The qualities of a good prosecutor are as elusive and as impossible to define as those which mark a gentleman. And those who need to be told would not understand it anyway. A sensitiveness to fair play and sportsmanship is perhaps the best protection against the abuse of power, and the citizen’s safety lies in the prosecutor who tempers zeal with human kindness, who seeks truth and not victims, who serves the law and not factional purposes, and who approaches his task with humility.”
Thank you, orion. My mother worked for Robert Jackson at Nuremburg. She took the first round of depositions. She said it was horrifying — that the sole comfort was Jackson himself, who, she said, worked “on the side of the angels.”
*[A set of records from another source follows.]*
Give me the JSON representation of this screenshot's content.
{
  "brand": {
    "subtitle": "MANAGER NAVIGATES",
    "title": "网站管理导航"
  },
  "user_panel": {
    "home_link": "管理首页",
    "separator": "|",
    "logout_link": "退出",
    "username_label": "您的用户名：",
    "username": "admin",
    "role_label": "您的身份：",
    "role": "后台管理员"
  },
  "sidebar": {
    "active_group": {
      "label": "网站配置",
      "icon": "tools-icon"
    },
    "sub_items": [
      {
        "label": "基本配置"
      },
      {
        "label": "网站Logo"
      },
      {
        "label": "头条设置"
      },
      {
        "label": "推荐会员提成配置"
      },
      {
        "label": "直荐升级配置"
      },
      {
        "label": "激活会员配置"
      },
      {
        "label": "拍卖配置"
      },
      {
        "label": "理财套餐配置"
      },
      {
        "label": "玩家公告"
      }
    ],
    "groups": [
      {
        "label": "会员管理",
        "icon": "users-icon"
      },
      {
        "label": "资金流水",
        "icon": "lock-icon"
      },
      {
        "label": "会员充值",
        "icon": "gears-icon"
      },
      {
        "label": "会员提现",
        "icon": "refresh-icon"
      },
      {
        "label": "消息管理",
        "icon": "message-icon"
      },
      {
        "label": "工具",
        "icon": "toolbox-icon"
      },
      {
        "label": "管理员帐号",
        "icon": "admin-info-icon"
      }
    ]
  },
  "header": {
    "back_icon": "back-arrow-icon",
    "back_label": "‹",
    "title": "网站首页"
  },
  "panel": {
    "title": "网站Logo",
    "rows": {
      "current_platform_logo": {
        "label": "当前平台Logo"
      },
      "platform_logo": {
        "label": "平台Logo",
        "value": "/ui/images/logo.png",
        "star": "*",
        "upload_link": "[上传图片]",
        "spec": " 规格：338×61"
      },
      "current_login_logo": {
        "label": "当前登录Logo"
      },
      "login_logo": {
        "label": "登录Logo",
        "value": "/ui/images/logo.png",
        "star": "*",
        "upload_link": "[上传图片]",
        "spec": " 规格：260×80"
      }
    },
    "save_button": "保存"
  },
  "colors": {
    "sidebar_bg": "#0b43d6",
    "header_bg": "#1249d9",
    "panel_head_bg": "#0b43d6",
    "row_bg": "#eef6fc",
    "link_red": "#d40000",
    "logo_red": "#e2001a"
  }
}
(1) Maybe the German delegation could have used the plastic shackles on the American officer … and “disappeared” him … in a cell blasted with “Heidi” music … until he confessed … to being an irredeemable nitwit.
(2) @MadDog: The Karen DeYoung article you cite shows how removed from reality Washington is. Even if Iranians chose to get rid of the current government, there’s zero evidence that a successor government — even one that met every criterion of the West’s definition of “democratic” — would surrender on the nuclear issue.
Perhaps this lie should be revised to: if the interrogator believes you are not hiding anything, you may have nothing to fear, otherwise, you’re pretty much going to suffer.
@MadDog: “create enough hate and discontent at the street level” that Iranians will turn against their government…”
Chilling that their goal is to create “hate and discontent.” That they behave this way only increases the hate and discontent decent folk have for their own government.
@MadDog: For my family, $195 per year is way too expensive. I’ve written to the NYT about this. Since the marginal cost of adding the next subscriber is near zero, this is also a stupid business decision. I can imagine that their additional subscribers would be in the hundreds of thousands, if not millions, if the annual rate were about $25.
Thinking maybe NYT needs to change its current motto to “All the news you can afford.”
@Greg Brown: Were these people schooled by Karl Rove?
Bob in AZ